▶ Provided material:
* * *

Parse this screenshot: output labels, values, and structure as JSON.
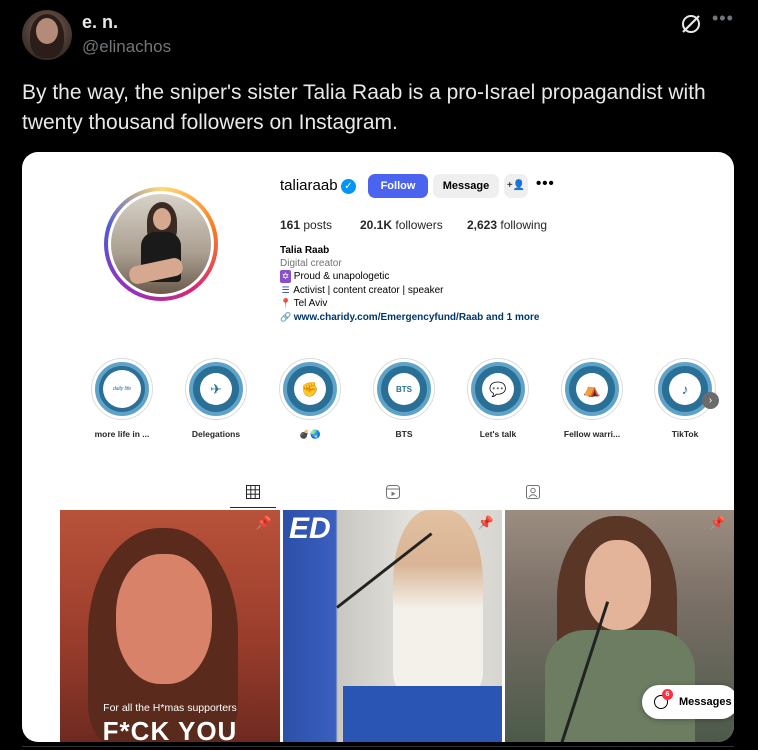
{
  "tweet": {
    "display_name": "e. n.",
    "handle": "@elinachos",
    "text": "By the way, the sniper's sister Talia Raab is a pro-Israel propagandist with twenty thousand followers on Instagram."
  },
  "instagram": {
    "username": "taliaraab",
    "follow_label": "Follow",
    "message_label": "Message",
    "stats": {
      "posts_count": "161",
      "posts_label": "posts",
      "followers_count": "20.1K",
      "followers_label": "followers",
      "following_count": "2,623",
      "following_label": "following"
    },
    "bio": {
      "name": "Talia Raab",
      "category": "Digital creator",
      "line1": "Proud & unapologetic",
      "line2": "Activist | content creator | speaker",
      "line3": "Tel Aviv",
      "link": "www.charidy.com/Emergencyfund/Raab and 1 more"
    },
    "highlights": [
      {
        "label": "more life in ...",
        "inner": "daily life"
      },
      {
        "label": "Delegations",
        "inner": "✈"
      },
      {
        "label": "💣🌏",
        "inner": "✊"
      },
      {
        "label": "BTS",
        "inner": "BTS"
      },
      {
        "label": "Let's talk",
        "inner": "💬"
      },
      {
        "label": "Fellow warri...",
        "inner": "⛺"
      },
      {
        "label": "TikTok",
        "inner": "♪"
      }
    ],
    "posts": {
      "post1_caption": "For all the H*mas supporters",
      "post1_big": "F*CK YOU",
      "post2_sign": "ED"
    },
    "messages_label": "Messages",
    "messages_badge": "6"
  },
  "colors": {
    "follow_button": "#4a64f0",
    "verified": "#0095f6",
    "highlight": "#2a6f96"
  }
}
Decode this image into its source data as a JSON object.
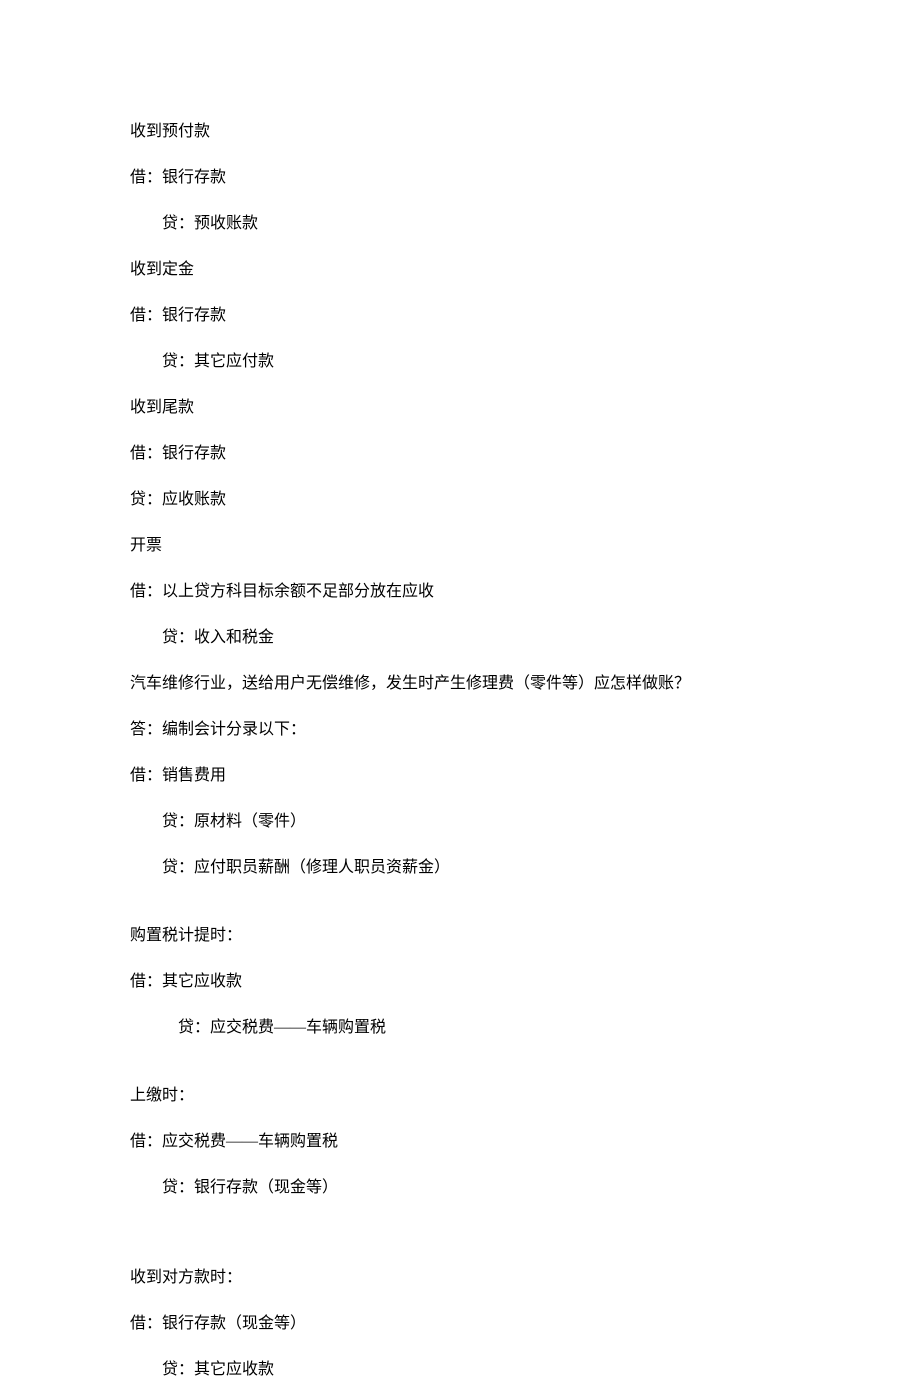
{
  "lines": [
    {
      "text": "收到预付款",
      "class": "line"
    },
    {
      "text": "借：银行存款",
      "class": "line"
    },
    {
      "text": "贷：预收账款",
      "class": "line indent-1"
    },
    {
      "text": "收到定金",
      "class": "line"
    },
    {
      "text": "借：银行存款",
      "class": "line"
    },
    {
      "text": "贷：其它应付款",
      "class": "line indent-1"
    },
    {
      "text": "收到尾款",
      "class": "line"
    },
    {
      "text": "借：银行存款",
      "class": "line"
    },
    {
      "text": "贷：应收账款",
      "class": "line"
    },
    {
      "text": "开票",
      "class": "line"
    },
    {
      "text": "借：以上贷方科目标余额不足部分放在应收",
      "class": "line"
    },
    {
      "text": "贷：收入和税金",
      "class": "line indent-1"
    },
    {
      "text": " 汽车维修行业，送给用户无偿维修，发生时产生修理费（零件等）应怎样做账？",
      "class": "line"
    },
    {
      "text": "答：编制会计分录以下：",
      "class": "line"
    },
    {
      "text": "借：销售费用",
      "class": "line"
    },
    {
      "text": "贷：原材料（零件）",
      "class": "line indent-1"
    },
    {
      "text": "贷：应付职员薪酬（修理人职员资薪金）",
      "class": "line indent-1"
    },
    {
      "text": "",
      "class": "gap"
    },
    {
      "text": "购置税计提时：",
      "class": "line"
    },
    {
      "text": "借：其它应收款",
      "class": "line"
    },
    {
      "text": "贷：应交税费——车辆购置税",
      "class": "line indent-2"
    },
    {
      "text": "",
      "class": "gap"
    },
    {
      "text": "上缴时：",
      "class": "line"
    },
    {
      "text": "借：应交税费——车辆购置税",
      "class": "line"
    },
    {
      "text": "贷：银行存款（现金等）",
      "class": "line indent-1"
    },
    {
      "text": "",
      "class": "gap"
    },
    {
      "text": "",
      "class": "gap"
    },
    {
      "text": "收到对方款时：",
      "class": "line"
    },
    {
      "text": "借：银行存款（现金等）",
      "class": "line"
    },
    {
      "text": "贷：其它应收款",
      "class": "line indent-1"
    }
  ]
}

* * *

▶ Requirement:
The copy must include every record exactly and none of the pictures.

▶ Output of the exercise:
Parse this screenshot: output labels, values, and structure as JSON.
{
  "tweet": {
    "display_name": "e. n.",
    "handle": "@elinachos",
    "text": "By the way, the sniper's sister Talia Raab is a pro-Israel propagandist with twenty thousand followers on Instagram."
  },
  "instagram": {
    "username": "taliaraab",
    "follow_label": "Follow",
    "message_label": "Message",
    "stats": {
      "posts_count": "161",
      "posts_label": "posts",
      "followers_count": "20.1K",
      "followers_label": "followers",
      "following_count": "2,623",
      "following_label": "following"
    },
    "bio": {
      "name": "Talia Raab",
      "category": "Digital creator",
      "line1": "Proud & unapologetic",
      "line2": "Activist | content creator | speaker",
      "line3": "Tel Aviv",
      "link": "www.charidy.com/Emergencyfund/Raab and 1 more"
    },
    "highlights": [
      {
        "label": "more life in ...",
        "inner": "daily life"
      },
      {
        "label": "Delegations",
        "inner": "✈"
      },
      {
        "label": "💣🌏",
        "inner": "✊"
      },
      {
        "label": "BTS",
        "inner": "BTS"
      },
      {
        "label": "Let's talk",
        "inner": "💬"
      },
      {
        "label": "Fellow warri...",
        "inner": "⛺"
      },
      {
        "label": "TikTok",
        "inner": "♪"
      }
    ],
    "posts": {
      "post1_caption": "For all the H*mas supporters",
      "post1_big": "F*CK YOU",
      "post2_sign": "ED"
    },
    "messages_label": "Messages",
    "messages_badge": "6"
  },
  "colors": {
    "follow_button": "#4a64f0",
    "verified": "#0095f6",
    "highlight": "#2a6f96"
  }
}
Decode this image into its source data as a JSON object.
{
  "lines": [
    {
      "text": "收到预付款",
      "class": "line"
    },
    {
      "text": "借：银行存款",
      "class": "line"
    },
    {
      "text": "贷：预收账款",
      "class": "line indent-1"
    },
    {
      "text": "收到定金",
      "class": "line"
    },
    {
      "text": "借：银行存款",
      "class": "line"
    },
    {
      "text": "贷：其它应付款",
      "class": "line indent-1"
    },
    {
      "text": "收到尾款",
      "class": "line"
    },
    {
      "text": "借：银行存款",
      "class": "line"
    },
    {
      "text": "贷：应收账款",
      "class": "line"
    },
    {
      "text": "开票",
      "class": "line"
    },
    {
      "text": "借：以上贷方科目标余额不足部分放在应收",
      "class": "line"
    },
    {
      "text": "贷：收入和税金",
      "class": "line indent-1"
    },
    {
      "text": " 汽车维修行业，送给用户无偿维修，发生时产生修理费（零件等）应怎样做账？",
      "class": "line"
    },
    {
      "text": "答：编制会计分录以下：",
      "class": "line"
    },
    {
      "text": "借：销售费用",
      "class": "line"
    },
    {
      "text": "贷：原材料（零件）",
      "class": "line indent-1"
    },
    {
      "text": "贷：应付职员薪酬（修理人职员资薪金）",
      "class": "line indent-1"
    },
    {
      "text": "",
      "class": "gap"
    },
    {
      "text": "购置税计提时：",
      "class": "line"
    },
    {
      "text": "借：其它应收款",
      "class": "line"
    },
    {
      "text": "贷：应交税费——车辆购置税",
      "class": "line indent-2"
    },
    {
      "text": "",
      "class": "gap"
    },
    {
      "text": "上缴时：",
      "class": "line"
    },
    {
      "text": "借：应交税费——车辆购置税",
      "class": "line"
    },
    {
      "text": "贷：银行存款（现金等）",
      "class": "line indent-1"
    },
    {
      "text": "",
      "class": "gap"
    },
    {
      "text": "",
      "class": "gap"
    },
    {
      "text": "收到对方款时：",
      "class": "line"
    },
    {
      "text": "借：银行存款（现金等）",
      "class": "line"
    },
    {
      "text": "贷：其它应收款",
      "class": "line indent-1"
    }
  ]
}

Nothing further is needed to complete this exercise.